In terms of technique, note that if you begin with a large saucepan, you can stir the entire cake in the pan, making this a one-bowl wonder. (The original uses a second for the wet ingredients. I never do. You'll see my lazy work-arounds in the notes. They are totally not legit. I use them every time.)
1 cup Guinness stout (1-12 oz. bottle will leave you with a spill extra)
10 Tbs. (1 stick + 2 Tbs.) salted butter
1 tsp. kosher salt
2 tsp. instant espresso
3/4 cup unsweetened cocoa
2 cups granulated sugar
3/4 cup sour cream
2 large eggs
1 Tbs. vanilla extract
2 cups unbleached, all-purpose flour
2 1/2 tsp. baking soda
8 oz. full-fat cream cheese
6 Tbs. salted butter (balance of cube used for cake)
2-2 1/2 cups powdered sugar, to taste
1 tsp. kosher salt
1-2 Tbs. cream or buttermilk, as needed (optional)
Preheat oven to 350°. Line the bottom of a 9" cake pan (or springform pan) with parchment. Butter or oil sides and inside edges of pan well.
In a large saucepan, over medium, heat stout and butter, until butter melts and stout burbles. Add salt and espresso, off the heat, and stir well to dissolve. Add sugar and cocoa, and stir again to dissolve. Let cool 5 minutes. Add sour cream, vanilla and eggs, beat eggs well with a fork in a little vortex across the top, then beat into the whole, to thoroughly combine. Add flour and baking soda, again stir the two together lightly across the top, then whisk into the chocolate sludge to combine.
Pour batter into prepared cake pan. Bake 45-60 minutes, until a knife inserted in the center delivers a damp, contained crumb. I always bake this in a standard 9" cake pan, and find it takes 50 minutes in my oven. Let cake cool 10 minutes, then run a knife around the edge. Place a cooling rack atop the cake pan, then flip, inverting the cake onto the rack. Let cool at least one hour, or until no warmth remains.
To make the frosting:
Beat cream cheese and butter together until combined and slapping the sides, around 1 minute. Scrape sides, add salt, and 1 cup powdered sugar. Beginning on low, beat together, increasing speed to medium, 2 minutes. Scrape sides, add remaining 1 cup powdered sugar, and beat again, 2-3 minutes. At this juncture, taste, and test for body. You can add more powdered sugar for more volume, or a splash of liquid for less. Or both. Your call. Each path is a good one.
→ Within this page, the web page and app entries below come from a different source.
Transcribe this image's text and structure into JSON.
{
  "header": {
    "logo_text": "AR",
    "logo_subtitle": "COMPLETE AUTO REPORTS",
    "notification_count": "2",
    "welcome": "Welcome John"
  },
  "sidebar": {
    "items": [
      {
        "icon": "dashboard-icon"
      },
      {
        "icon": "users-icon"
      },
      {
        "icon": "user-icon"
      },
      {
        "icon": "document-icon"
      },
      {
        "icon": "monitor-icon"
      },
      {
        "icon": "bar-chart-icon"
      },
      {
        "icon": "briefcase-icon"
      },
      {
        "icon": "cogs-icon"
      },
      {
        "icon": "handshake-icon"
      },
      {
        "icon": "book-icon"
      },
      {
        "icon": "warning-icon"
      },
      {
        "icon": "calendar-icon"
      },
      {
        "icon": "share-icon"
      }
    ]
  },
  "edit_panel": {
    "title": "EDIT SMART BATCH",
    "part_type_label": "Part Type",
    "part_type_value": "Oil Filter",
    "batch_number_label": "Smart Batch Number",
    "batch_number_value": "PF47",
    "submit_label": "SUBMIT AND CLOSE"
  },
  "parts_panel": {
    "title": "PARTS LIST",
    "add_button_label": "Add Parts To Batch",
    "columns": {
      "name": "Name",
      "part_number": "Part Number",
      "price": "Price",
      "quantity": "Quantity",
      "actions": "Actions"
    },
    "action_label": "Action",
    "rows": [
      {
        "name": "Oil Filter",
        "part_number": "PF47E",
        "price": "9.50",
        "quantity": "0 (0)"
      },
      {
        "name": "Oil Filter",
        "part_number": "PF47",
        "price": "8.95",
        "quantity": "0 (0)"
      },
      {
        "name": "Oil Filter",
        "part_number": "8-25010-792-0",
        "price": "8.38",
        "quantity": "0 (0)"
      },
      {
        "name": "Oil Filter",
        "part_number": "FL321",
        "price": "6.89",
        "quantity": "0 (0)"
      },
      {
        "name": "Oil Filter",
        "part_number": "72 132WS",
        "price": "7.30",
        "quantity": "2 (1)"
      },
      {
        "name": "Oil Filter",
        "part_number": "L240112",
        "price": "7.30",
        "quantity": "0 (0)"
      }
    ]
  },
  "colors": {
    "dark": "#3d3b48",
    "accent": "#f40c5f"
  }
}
When cake is entirely cool, plop frosting on top, spread haphazardly across the top, and dig in. Cold milk highly recommended.
Cake keeps beautifully for 3 days. Probably longer. We just can't say.